On the distaff side, Margaret Medlyn brought a sure sense of musicality to the alto part, but unfortunately, by now the voice is becoming worn and on the higher notes the vibrato was very wide. I admired her musical intentions – real care was put into the hairpin dynamics of the Liber scriptus – but too often the result was a bit unpleasant on the ear. Particularly problematic were the Recordare and Agnus Dei duets, with a jarring contrast between Medlyn’s vibrato and the soprano’s mostly “straight” tone. The upper lines of these duets were taken by another Australian, soprano Lisa Harper-Brown. Her basic tone is pretty, but it was hard not to think that her voice is probably a couple of sizes too small for the part – we shouldn’t forget that the first singer of it also originated the part of Aida in Italy. Too often Harper-Brown’s sound was lost amongst the thick choral textures and she sounded wan compared to the others when she took up the Kyrie theme. In saying that, much of the soft-singing was exquisite; her pianissimo B flat in the Libera me was perfectly radiant. Given the various idiosyncrasies of the soloists, it’s no surprise that the blend occasionally verged on the bizarre, La Spina’s virile tenor sound mercifully shining through.
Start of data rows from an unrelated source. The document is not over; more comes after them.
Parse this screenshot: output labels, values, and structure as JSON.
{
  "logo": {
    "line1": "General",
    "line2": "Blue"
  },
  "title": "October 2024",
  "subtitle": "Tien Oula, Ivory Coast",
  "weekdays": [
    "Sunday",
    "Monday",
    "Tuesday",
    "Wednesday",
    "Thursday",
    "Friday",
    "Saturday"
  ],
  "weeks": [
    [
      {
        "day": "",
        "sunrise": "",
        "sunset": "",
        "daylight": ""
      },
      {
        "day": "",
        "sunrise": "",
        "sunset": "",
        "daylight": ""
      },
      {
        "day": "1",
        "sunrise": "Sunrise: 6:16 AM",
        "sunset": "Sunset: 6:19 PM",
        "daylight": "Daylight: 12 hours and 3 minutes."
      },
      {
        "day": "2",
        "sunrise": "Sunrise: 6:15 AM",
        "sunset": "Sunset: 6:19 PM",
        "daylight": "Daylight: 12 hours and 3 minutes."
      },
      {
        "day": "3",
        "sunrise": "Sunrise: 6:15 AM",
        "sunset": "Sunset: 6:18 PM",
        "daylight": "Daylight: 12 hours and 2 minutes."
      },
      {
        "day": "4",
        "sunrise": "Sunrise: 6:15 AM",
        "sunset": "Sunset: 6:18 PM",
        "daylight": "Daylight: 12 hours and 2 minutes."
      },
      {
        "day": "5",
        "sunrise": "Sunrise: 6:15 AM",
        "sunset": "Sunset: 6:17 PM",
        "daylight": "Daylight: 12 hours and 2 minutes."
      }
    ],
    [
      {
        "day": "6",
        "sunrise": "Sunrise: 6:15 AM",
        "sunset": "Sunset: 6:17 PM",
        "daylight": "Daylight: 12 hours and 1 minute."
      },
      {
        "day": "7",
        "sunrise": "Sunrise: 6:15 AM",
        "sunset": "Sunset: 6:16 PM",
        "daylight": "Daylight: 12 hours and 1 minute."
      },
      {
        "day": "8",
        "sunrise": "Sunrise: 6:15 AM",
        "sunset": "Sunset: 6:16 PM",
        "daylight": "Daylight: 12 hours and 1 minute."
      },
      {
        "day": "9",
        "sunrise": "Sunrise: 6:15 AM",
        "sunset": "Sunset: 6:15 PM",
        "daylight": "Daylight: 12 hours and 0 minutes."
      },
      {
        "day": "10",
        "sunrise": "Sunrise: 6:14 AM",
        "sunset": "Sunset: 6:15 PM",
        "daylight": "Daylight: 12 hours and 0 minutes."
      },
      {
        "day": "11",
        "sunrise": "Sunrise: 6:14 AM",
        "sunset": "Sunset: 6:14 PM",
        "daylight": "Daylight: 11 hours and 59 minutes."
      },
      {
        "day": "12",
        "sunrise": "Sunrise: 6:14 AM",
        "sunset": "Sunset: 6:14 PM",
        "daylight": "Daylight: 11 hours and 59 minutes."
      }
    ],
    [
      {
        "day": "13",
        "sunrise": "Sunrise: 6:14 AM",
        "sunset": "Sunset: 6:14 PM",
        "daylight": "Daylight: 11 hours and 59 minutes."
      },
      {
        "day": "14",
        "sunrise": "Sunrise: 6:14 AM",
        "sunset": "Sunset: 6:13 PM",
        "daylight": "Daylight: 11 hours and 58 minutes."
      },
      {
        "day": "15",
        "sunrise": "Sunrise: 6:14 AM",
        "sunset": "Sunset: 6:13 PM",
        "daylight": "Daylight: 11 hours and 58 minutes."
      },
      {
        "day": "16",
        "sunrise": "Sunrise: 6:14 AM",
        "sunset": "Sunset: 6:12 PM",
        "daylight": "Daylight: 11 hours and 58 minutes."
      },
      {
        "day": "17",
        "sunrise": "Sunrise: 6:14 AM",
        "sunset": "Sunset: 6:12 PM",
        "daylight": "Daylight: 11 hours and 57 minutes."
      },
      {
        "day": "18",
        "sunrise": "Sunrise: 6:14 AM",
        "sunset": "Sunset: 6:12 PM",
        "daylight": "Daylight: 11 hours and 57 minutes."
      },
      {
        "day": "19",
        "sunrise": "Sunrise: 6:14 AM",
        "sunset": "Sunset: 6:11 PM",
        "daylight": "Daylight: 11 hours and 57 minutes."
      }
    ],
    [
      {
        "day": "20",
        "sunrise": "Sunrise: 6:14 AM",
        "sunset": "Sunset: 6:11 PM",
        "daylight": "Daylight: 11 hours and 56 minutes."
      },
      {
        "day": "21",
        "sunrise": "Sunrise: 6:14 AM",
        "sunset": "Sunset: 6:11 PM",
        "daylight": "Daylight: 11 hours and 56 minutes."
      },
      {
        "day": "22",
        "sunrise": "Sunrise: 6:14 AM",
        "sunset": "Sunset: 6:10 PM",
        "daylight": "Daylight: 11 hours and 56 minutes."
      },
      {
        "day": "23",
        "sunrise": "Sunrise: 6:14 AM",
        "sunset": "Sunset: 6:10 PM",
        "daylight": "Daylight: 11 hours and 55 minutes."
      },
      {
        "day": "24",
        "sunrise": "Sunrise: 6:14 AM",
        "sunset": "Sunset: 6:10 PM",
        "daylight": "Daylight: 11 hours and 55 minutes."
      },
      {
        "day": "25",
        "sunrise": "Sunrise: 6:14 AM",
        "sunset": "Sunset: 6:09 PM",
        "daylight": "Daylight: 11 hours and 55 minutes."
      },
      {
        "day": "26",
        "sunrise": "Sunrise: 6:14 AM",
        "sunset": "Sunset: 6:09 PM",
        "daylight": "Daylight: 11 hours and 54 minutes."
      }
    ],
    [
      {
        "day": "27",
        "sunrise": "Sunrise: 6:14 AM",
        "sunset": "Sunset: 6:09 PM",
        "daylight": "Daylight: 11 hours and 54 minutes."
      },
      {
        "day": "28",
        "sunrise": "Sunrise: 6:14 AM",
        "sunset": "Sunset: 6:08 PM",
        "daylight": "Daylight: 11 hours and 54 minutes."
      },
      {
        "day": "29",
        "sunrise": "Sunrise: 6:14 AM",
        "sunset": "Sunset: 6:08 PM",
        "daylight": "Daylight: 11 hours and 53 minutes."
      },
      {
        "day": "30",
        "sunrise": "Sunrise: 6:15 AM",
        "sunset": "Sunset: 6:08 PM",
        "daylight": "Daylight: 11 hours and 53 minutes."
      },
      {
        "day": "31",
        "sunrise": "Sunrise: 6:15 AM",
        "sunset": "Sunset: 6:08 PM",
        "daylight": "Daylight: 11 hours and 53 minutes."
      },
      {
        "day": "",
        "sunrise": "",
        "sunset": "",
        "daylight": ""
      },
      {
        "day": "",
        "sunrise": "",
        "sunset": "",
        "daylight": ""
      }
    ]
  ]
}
For this performance, Auckland Choral was augmented by members of Dunedin’s City Choir. Music director Uwe Grodd has worked wonders with Auckland Choral and they were impressive both in clarity of line and sheer amplitude. The tricky fugal Sanctus movement was cleanly executed, something that was beyond them when I last heard them in this piece a few years ago. Contrastingly, they were superlative in the opening Requiem aeternam, tone suitably muted and with no sagging in pitch. Conductor Pietari Inkinen’s conception of the work was extremely fiery, with a wonderful propulsive momentum. This paid great dividends in the more dramatic sections of the work – each repetition of the Dies irae seemed more exciting the last – but the reflective portions occasionally seemed rushed. A particular shame was the Ingemisco, where La Spina’s soulful rendition needed a little more room to make its full impact. Inkinen’s approach had its definite upsides; there were certainly no sense of any of the movements dragging as they sometimes can in overly reverential interpretations, and each movement followed on from the previous in a coherent manner. The drama was almost operatic in its conception, giving weight to Hans von Bülow’s accusation that the piece was “an opera in ecclesiastical garb”. Additionally, it can’t be denied that the final build-up at the conclusion of the Libera me was breathtakingly exciting. All in all, despite some reservations, it was a fitting tribute to Verdi on the occasion of his 200th birthday year.

***11